# [Aim of the task]
Report each line from the data below that holds the word "banner".

(Web page and app entries)

++++++++++

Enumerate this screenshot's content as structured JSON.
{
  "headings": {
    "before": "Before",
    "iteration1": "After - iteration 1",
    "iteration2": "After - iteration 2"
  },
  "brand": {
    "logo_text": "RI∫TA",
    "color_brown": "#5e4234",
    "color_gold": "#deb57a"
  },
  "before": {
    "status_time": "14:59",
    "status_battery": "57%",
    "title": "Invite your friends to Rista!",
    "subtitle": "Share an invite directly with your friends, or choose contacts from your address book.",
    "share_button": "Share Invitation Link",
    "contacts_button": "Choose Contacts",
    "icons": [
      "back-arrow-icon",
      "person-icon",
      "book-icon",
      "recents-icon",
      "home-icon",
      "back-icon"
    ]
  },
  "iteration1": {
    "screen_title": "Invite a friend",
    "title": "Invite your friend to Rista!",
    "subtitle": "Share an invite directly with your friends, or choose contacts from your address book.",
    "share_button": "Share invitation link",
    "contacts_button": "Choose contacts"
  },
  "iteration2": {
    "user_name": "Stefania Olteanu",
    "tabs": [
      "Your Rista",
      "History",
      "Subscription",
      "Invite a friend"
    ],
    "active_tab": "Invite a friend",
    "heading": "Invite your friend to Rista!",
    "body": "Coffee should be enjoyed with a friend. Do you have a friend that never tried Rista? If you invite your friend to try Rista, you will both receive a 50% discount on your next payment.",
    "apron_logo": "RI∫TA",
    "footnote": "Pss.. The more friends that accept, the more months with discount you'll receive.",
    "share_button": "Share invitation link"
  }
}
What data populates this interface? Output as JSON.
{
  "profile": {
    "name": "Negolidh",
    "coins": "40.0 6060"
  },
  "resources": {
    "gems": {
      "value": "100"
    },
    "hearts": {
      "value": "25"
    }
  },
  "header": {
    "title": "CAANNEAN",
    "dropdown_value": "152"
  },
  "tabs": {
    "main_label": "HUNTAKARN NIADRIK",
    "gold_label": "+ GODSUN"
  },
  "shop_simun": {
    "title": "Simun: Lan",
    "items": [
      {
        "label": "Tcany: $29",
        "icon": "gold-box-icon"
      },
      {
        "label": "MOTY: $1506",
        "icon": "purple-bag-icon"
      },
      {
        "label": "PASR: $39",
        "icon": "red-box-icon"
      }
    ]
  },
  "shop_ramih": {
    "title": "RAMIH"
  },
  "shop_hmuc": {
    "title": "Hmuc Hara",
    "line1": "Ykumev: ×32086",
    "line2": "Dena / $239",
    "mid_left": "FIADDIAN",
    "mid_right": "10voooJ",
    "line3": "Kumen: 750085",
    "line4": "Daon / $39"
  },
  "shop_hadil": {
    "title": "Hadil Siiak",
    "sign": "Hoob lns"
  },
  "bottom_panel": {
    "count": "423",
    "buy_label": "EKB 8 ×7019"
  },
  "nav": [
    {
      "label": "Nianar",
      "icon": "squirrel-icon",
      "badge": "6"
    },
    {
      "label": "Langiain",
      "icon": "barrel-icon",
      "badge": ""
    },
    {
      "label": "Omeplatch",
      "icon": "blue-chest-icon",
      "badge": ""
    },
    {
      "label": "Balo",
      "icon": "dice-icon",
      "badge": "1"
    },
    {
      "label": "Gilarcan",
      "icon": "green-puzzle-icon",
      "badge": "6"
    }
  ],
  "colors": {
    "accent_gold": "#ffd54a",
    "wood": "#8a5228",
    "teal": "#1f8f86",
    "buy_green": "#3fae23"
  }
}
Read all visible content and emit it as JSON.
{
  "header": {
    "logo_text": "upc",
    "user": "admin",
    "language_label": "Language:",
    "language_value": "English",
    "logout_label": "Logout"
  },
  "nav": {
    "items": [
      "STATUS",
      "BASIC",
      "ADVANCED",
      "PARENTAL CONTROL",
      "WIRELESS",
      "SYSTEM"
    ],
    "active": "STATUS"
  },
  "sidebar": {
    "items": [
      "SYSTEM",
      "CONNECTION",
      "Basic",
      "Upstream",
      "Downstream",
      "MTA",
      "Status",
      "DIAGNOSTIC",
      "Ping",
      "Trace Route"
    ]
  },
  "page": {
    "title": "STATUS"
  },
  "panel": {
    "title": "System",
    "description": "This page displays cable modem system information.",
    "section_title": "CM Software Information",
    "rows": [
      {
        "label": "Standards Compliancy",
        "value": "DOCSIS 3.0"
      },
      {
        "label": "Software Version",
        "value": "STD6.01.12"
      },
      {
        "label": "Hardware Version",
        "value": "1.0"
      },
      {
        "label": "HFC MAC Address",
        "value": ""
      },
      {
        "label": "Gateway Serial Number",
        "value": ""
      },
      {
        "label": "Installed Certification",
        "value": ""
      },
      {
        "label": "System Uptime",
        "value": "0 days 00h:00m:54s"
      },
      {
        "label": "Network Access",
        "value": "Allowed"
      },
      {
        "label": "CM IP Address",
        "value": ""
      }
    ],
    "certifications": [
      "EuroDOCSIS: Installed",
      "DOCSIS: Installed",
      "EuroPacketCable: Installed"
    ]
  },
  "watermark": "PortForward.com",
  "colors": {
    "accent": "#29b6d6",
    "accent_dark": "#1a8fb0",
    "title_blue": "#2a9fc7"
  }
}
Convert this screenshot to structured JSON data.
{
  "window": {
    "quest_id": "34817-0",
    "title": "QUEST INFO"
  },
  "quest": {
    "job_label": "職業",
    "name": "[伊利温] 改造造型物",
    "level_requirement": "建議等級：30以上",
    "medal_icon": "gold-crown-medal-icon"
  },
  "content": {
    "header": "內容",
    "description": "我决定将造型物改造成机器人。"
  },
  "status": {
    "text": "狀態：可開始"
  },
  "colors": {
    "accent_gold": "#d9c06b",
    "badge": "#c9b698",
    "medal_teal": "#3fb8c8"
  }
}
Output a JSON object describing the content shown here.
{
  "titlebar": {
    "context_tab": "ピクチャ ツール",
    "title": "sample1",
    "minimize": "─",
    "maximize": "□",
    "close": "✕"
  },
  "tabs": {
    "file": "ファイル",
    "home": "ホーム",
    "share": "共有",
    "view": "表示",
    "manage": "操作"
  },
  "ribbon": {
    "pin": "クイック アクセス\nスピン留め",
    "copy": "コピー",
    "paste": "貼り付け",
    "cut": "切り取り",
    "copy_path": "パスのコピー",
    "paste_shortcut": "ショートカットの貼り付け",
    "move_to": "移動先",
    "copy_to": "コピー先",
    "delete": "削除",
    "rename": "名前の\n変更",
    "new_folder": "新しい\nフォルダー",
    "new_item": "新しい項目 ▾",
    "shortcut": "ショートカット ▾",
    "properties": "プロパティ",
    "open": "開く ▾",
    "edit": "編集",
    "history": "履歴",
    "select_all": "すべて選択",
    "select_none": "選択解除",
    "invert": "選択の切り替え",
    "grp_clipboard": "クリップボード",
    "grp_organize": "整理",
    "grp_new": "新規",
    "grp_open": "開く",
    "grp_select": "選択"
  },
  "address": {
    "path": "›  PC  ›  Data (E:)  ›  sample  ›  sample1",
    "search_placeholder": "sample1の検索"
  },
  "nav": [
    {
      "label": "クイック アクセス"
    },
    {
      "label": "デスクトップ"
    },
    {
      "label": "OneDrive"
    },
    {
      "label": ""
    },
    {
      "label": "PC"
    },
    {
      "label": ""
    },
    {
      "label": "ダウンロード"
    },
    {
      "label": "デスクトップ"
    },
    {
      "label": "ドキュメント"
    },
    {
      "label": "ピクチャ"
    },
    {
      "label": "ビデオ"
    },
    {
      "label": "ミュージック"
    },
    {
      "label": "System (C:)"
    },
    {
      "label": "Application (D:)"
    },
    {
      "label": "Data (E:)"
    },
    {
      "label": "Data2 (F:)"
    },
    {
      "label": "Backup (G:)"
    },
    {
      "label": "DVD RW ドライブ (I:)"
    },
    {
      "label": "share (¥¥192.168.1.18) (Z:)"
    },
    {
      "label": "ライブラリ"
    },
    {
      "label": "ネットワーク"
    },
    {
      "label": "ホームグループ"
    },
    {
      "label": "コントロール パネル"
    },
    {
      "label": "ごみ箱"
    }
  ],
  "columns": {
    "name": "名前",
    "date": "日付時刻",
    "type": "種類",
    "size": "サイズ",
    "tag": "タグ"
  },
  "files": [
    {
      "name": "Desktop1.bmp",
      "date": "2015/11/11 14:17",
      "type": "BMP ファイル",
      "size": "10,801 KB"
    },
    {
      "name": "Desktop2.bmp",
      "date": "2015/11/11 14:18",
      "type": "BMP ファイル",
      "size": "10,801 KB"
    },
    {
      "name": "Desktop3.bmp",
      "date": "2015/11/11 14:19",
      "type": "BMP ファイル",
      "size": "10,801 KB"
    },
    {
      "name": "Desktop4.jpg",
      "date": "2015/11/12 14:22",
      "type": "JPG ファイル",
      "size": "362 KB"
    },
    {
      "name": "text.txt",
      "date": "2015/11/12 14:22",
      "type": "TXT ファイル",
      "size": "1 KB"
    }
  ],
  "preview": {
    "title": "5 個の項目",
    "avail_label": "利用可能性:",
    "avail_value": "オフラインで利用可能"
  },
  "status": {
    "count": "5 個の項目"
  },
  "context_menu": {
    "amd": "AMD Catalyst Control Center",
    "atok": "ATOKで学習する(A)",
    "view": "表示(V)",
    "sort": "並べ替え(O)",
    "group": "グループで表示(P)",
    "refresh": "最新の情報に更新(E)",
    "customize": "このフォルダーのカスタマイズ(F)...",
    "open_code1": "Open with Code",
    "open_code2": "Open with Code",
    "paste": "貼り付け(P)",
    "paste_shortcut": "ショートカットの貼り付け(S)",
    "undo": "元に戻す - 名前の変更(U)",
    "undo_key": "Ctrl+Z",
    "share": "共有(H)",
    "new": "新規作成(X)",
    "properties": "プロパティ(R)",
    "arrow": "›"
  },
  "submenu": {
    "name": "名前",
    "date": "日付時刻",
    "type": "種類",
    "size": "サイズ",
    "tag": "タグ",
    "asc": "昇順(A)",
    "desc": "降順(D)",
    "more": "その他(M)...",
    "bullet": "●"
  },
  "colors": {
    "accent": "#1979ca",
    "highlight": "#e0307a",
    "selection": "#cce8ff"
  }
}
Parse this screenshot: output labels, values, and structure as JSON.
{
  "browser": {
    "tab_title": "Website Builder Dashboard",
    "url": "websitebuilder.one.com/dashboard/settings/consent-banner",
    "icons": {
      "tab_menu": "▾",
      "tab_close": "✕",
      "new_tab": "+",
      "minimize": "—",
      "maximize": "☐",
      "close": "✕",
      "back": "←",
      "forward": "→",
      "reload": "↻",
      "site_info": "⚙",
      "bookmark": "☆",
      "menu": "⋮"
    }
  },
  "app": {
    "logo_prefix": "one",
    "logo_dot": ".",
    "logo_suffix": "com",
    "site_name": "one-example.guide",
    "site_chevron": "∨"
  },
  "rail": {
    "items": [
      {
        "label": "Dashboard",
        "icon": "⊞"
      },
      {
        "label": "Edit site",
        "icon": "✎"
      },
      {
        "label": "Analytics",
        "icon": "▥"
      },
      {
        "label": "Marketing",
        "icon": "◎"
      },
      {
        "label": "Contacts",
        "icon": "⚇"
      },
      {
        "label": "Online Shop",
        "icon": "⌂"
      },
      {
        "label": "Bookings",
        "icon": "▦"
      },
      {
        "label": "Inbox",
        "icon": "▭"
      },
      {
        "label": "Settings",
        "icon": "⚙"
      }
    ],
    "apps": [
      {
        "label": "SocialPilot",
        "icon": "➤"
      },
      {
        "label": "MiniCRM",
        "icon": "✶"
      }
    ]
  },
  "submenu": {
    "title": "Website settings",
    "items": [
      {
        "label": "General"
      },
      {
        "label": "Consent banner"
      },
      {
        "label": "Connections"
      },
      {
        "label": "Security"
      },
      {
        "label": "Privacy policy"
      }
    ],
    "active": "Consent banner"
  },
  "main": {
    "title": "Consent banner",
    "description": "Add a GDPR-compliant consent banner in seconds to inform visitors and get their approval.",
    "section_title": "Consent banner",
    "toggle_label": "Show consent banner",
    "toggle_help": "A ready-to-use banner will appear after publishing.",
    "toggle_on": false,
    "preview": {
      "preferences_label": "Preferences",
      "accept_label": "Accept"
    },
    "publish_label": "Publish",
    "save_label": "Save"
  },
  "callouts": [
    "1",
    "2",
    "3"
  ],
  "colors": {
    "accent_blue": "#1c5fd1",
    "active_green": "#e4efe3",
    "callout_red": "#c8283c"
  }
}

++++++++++

# [Exercise solution]
    "url": "websitebuilder.one.com/dashboard/settings/consent-banner",
        "label": "Consent banner"
    "active": "Consent banner"
    "title": "Consent banner",
    "description": "Add a GDPR-compliant consent banner in seconds to inform visitors and get their approval.",
    "section_title": "Consent banner",
    "toggle_label": "Show consent banner",
    "toggle_help": "A ready-to-use banner will appear after publishing.",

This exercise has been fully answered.